summer destinations


Some readers would have perhaps preferred the headline ‘What places to avoid if you don’t want to see a politician this summer’, but I’m no scrooge. It’s been a tough year for everyone, even our MPs – whether you love them or loathe them.



Jacinda Ardern’s wedding to be at billionaire’s homestead


Over the summer months, as we take some time to relax, most of us will be seeing much less of even the most familiar faces from inside Parliament.

Our MPs deserve a break, too. Just as much as we might be tired of hearing from them, they are likely to be tired of making sure they stay “on message” every single day. MPs on Twitter are almost certainly sick of hearing from us.

So where do New Zealand’s Members of Parliament choose to spend their summer break? Newshub Travel got in touch with our most well-known MPs to find out.

Michael Wood’s childhood memories from Rotorua

Where Michael Wood likes to spend Kiwi summer holidays.
Wood relives childhood memories in Rotorua.

“We love heading to Rotorua. I spent nearly every childhood school holiday visiting there as it’s where my grandparents lived,” Wood said.

“With its lakes, bubbling mud pools, tourism operations, and proud Māori culture and identity, it is such a unique place – and really easy to get to from Auckland.

“It’s an old favourite of many people, and if you haven’t been for a while I recommend a return visit!”

Nicola Willis pines for the beach

Willis also appears to be keen on kiwi nostalgia with iceblocks and lolly mixtures.
Willis also appears to be keen on kiwi nostalgia with iceblocks and lolly mixtures.

“I love spending summer days at Riversdale Beach on the Wairarapa Coast – it’s a simple low-key surf beach, dotted with Norfolk pines and classic Kiwi baches,” Willis said.

“The centrepiece is a brilliant Surf Lifesaving Club that runs an awesome ‘nippers’ junior lifesaving programme that our kids take part in the mornings to kick-start the day. They then bodyboard and surf through the day and bike around the safe streets, making missions to the one shop for iceblocks and lolly mixtures.
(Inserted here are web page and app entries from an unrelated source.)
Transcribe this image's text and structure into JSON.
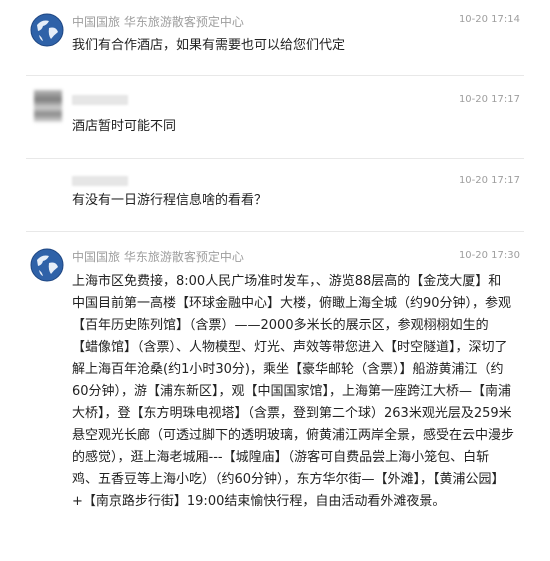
{
  "messages": [
    {
      "sender": "中国国旅 华东旅游散客预定中心",
      "time": "10-20 17:14",
      "avatar": "globe-icon",
      "text": "我们有合作酒店，如果有需要也可以给您们代定"
    },
    {
      "sender": "",
      "time": "10-20 17:17",
      "avatar": "blurred-avatar",
      "text": "酒店暂时可能不同"
    },
    {
      "sender": "",
      "time": "10-20 17:17",
      "avatar": "",
      "text": "有没有一日游行程信息啥的看看？"
    },
    {
      "sender": "中国国旅 华东旅游散客预定中心",
      "time": "10-20 17:30",
      "avatar": "globe-icon",
      "text": "上海市区免费接，8:00人民广场准时发车，、游览88层高的【金茂大厦】和中国目前第一高楼【环球金融中心】大楼，俯瞰上海全城（约90分钟），参观【百年历史陈列馆】（含票）——2000多米长的展示区，参观栩栩如生的【蜡像馆】（含票）、人物模型、灯光、声效等带您进入【时空隧道】，深切了解上海百年沧桑(约1小时30分)，乘坐【豪华邮轮（含票）】船游黄浦江（约60分钟），游【浦东新区】，观【中国国家馆】，上海第一座跨江大桥—【南浦大桥】，登【东方明珠电视塔】（含票，登到第二个球）263米观光层及259米悬空观光长廊（可透过脚下的透明玻璃，俯黄浦江两岸全景，感受在云中漫步的感觉），逛上海老城厢---【城隍庙】（游客可自费品尝上海小笼包、白斩鸡、五香豆等上海小吃）（约60分钟），东方华尔街—【外滩】，【黄浦公园】+【南京路步行街】19:00结束愉快行程，自由活动看外滩夜景。"
    }
  ]
}
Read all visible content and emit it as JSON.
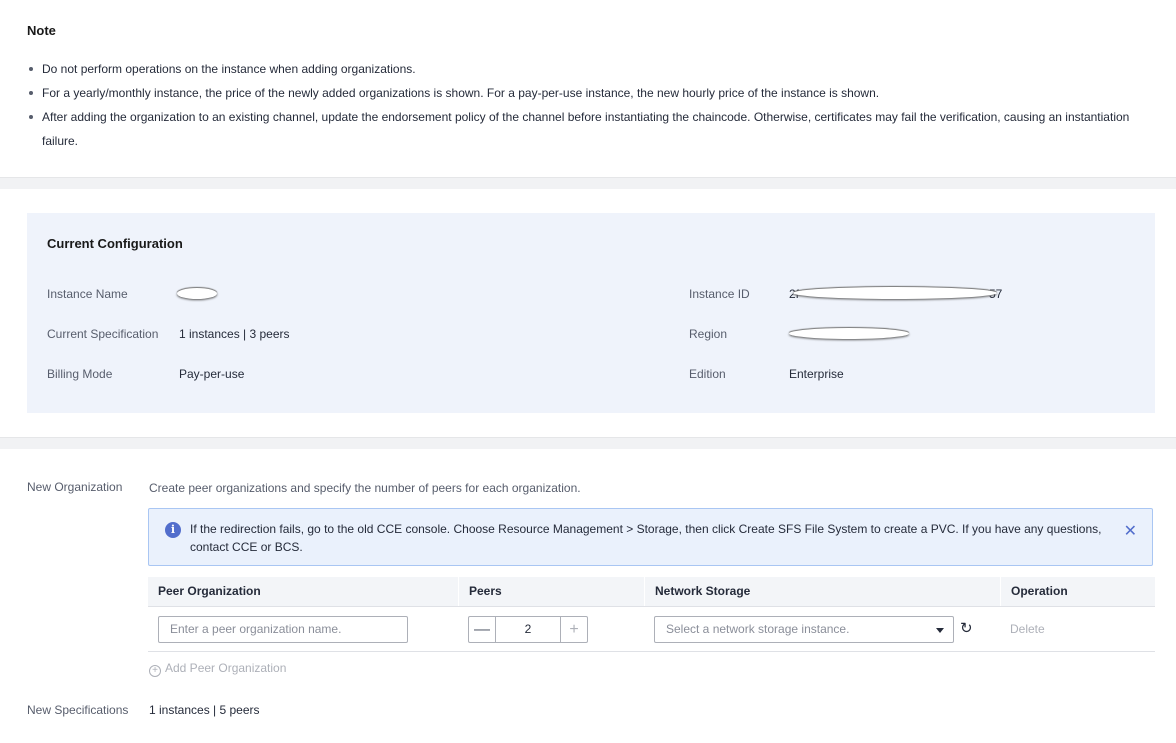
{
  "note": {
    "title": "Note",
    "items": [
      "Do not perform operations on the instance when adding organizations.",
      "For a yearly/monthly instance, the price of the newly added organizations is shown. For a pay-per-use instance, the new hourly price of the instance is shown.",
      "After adding the organization to an existing channel, update the endorsement policy of the channel before instantiating the chaincode. Otherwise, certificates may fail the verification, causing an instantiation failure."
    ]
  },
  "config": {
    "title": "Current Configuration",
    "instance_name_label": "Instance Name",
    "current_spec_label": "Current Specification",
    "current_spec_value": "1 instances | 3 peers",
    "billing_mode_label": "Billing Mode",
    "billing_mode_value": "Pay-per-use",
    "instance_id_label": "Instance ID",
    "instance_id_prefix": "2f",
    "instance_id_suffix": "57",
    "region_label": "Region",
    "edition_label": "Edition",
    "edition_value": "Enterprise"
  },
  "new_org": {
    "label": "New Organization",
    "description": "Create peer organizations and specify the number of peers for each organization.",
    "alert_text": "If the redirection fails, go to the old CCE console. Choose Resource Management > Storage, then click Create SFS File System to create a PVC. If you have any questions, contact CCE or BCS.",
    "table_headers": {
      "peer_org": "Peer Organization",
      "peers": "Peers",
      "network_storage": "Network Storage",
      "operation": "Operation"
    },
    "row": {
      "org_placeholder": "Enter a peer organization name.",
      "peers_value": "2",
      "storage_placeholder": "Select a network storage instance.",
      "delete_label": "Delete"
    },
    "add_peer_label": "Add Peer Organization"
  },
  "new_spec": {
    "label": "New Specifications",
    "value": "1 instances | 5 peers"
  },
  "colors": {
    "accent": "#526ecc",
    "card_bg": "#eff3fb",
    "alert_bg": "#eaf1fc"
  },
  "icons": [
    "info-icon",
    "close-icon",
    "minus-icon",
    "plus-icon",
    "chevron-down-icon",
    "refresh-icon",
    "add-circle-icon"
  ]
}
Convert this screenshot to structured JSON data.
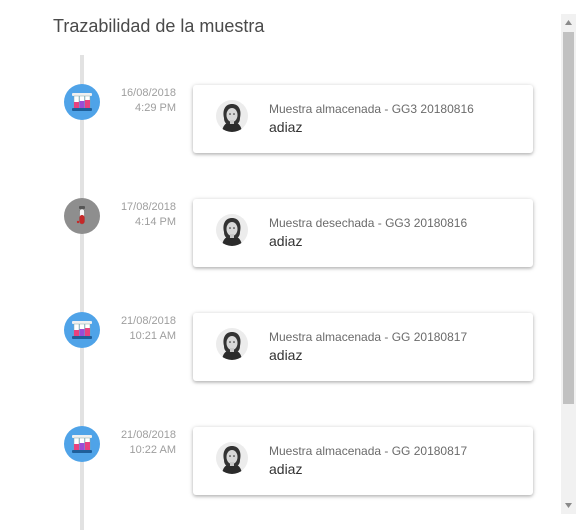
{
  "page": {
    "title": "Trazabilidad de la muestra"
  },
  "timeline": [
    {
      "status": "stored",
      "icon": "test-tubes-icon",
      "date": "16/08/2018",
      "time": "4:29 PM",
      "description": "Muestra almacenada - GG3 20180816",
      "user": "adiaz"
    },
    {
      "status": "discarded",
      "icon": "discarded-tube-icon",
      "date": "17/08/2018",
      "time": "4:14 PM",
      "description": "Muestra desechada - GG3 20180816",
      "user": "adiaz"
    },
    {
      "status": "stored",
      "icon": "test-tubes-icon",
      "date": "21/08/2018",
      "time": "10:21 AM",
      "description": "Muestra almacenada - GG 20180817",
      "user": "adiaz"
    },
    {
      "status": "stored",
      "icon": "test-tubes-icon",
      "date": "21/08/2018",
      "time": "10:22 AM",
      "description": "Muestra almacenada - GG 20180817",
      "user": "adiaz"
    }
  ],
  "colors": {
    "stored_marker": "#4fa3e8",
    "discarded_marker": "#8e8e8e",
    "timeline_line": "#e2e2e2",
    "scroll_thumb": "#c1c1c1"
  }
}
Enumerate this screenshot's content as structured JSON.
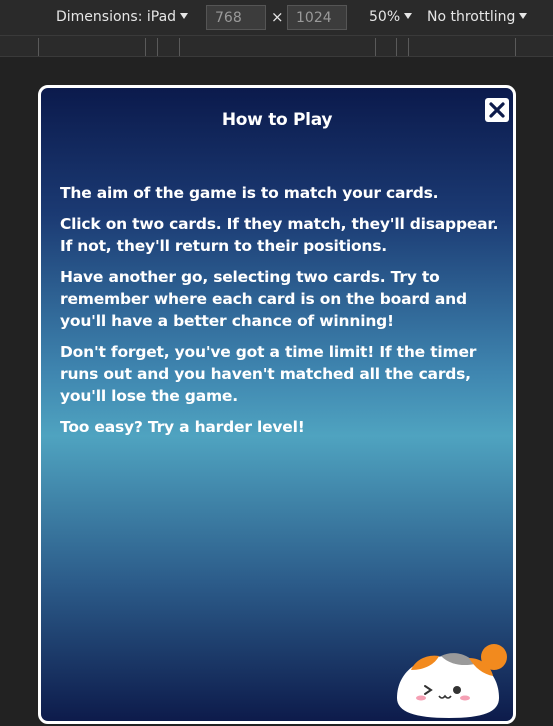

“People go fishing and crayfishing, and the beach is often a Richard Scarry-type scene with tractors, side-by-sides and beach cricket games on the go. There’s always a super friendly relaxed vibe.

“The magic comes from some energetic community volunteers who put on great events over January, a market day, fish auction, triathlon, a big dig, and a nippers carnival. All things to look forward to. Little traditions that make it special.”

David Seymour’s bay dreams

Stock image of a man who is pretty thrilled with how 2021 went for him.
Stock image of a man who is pretty thrilled with how 2021 went for him.

“I like to go to a beach just south of the Bay of Islands where my family has been going for over 40 years. It is a quiet family beach with white sand and many happy memories,” Seymour said.

Rino Tirikatene likes to head south

This area is home to some of the most unique landscapes in Aotearoa.
This area is home to some of the most unique landscapes in Aotearoa.

“My favourite summer destination has to be the Catlins. A region in Southland with numerous beautiful beaches, amazing bush walks and stunning scenery,” he said.

“If you’re travelling south this summer make sure you add the Catlins to your itinerary. It truly has the Te Waipounamu ‘wow factor’!”

Kiri Allan has  summer sorted

Polaroid blank photo.

“The best place to spend summer is, without a doubt, the East Coast. Why? Let me count the ways…paua pies, the best diving, the best music, the best people, and the best and most sunshine,” she said.

The only place Luxon likes to flounder

Where Chris Luxon likes to spend Kiwi summer holidays.
Luxon’s favourite place to go when he has time to take off for the weekend.

“One of my favourite places to spend summer in New Zealand is Duvauchelle Bay, on the road to Akaroa on the Banks Peninsula. When I was living overseas, I would head there with the family each and every year. It’s a fantastic place that really comes to life over Christmas, with a beautiful beach – you can head out onto the water and catch some good flounder,” Luxon said.

After some curious investigation, I found the name Duvauchelle comes from the surname of two brothers Jules-Augustin and Louis-Benjamin Duvauchelle who lived on the land working as part of “La Compagnie de Bordeaux et de Nantes pour la Colonisation de l’Île du Sud de la Nouvelle Zélande et ses Dépendances”, a company started in France in 1839 to build a French settlement on Banks Peninsula.